IN THIS ARTICLE
What should I discuss with my healthcare provider before receiving testosterone injection?
You should not receive this medication if you have:
Before receiving testosterone injection, tell your doctor if you are allergic to any drugs, or if you have:
If you have any of these conditions, you may need a dose adjustment or special tests to safely use testosterone injection.
FDA pregnancy category X. This medication can cause birth defects. Do not receive testosterone injection if you are pregnant. Tell your doctor right away if you become pregnant during treatment.
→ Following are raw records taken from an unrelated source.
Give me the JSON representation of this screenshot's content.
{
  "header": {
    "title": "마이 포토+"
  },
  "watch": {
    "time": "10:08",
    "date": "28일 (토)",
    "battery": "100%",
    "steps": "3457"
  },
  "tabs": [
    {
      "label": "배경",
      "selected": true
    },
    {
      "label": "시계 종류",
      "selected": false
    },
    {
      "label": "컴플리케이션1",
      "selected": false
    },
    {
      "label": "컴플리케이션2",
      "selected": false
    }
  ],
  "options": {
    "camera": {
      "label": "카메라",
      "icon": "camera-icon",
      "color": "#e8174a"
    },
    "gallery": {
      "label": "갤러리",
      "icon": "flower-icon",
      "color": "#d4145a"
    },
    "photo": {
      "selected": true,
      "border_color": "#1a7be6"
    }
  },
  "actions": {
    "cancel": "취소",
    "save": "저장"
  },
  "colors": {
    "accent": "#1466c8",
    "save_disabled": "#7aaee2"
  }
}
Use an effective form of birth control while you are receiving this medication.
It is not known whether testosterone injection passes into breast milk or if it could harm a nursing baby. Do not receive this medication without telling your doctor if you are breast-feeding a baby.
How is testosterone injection given?
Testosterone injection is given as an shot into a muscle of your buttocks. Your doctor, nurse, or other healthcare provider will give you this injection. Testosterone injection is usually given every 2 to 4 weeks.
The number of months you need to use testosterone injection will depend on the condition being treated.
To be sure this medication is helping your condition, your blood will need to be tested on a regular basis. Do not miss any scheduled visits to your doctor.
Testosterone injection can affect bone growth in boys who are treated for delayed puberty. Bone development may need to be checked with x-rays every 6 months during treatment.
Report Problems to the Food and Drug Administration
You are encouraged to report negative side effects of prescription drugs to the FDA. Visit the FDA MedWatch website or call 1-800-FDA-1088.
Need help identifying pills and medications?
Men's Health Resources
- 6 Ways to Keep Exercising Outside With Allergies
- Top Causes of Hearing Loss
- Are We Close to a Cure for Cancer?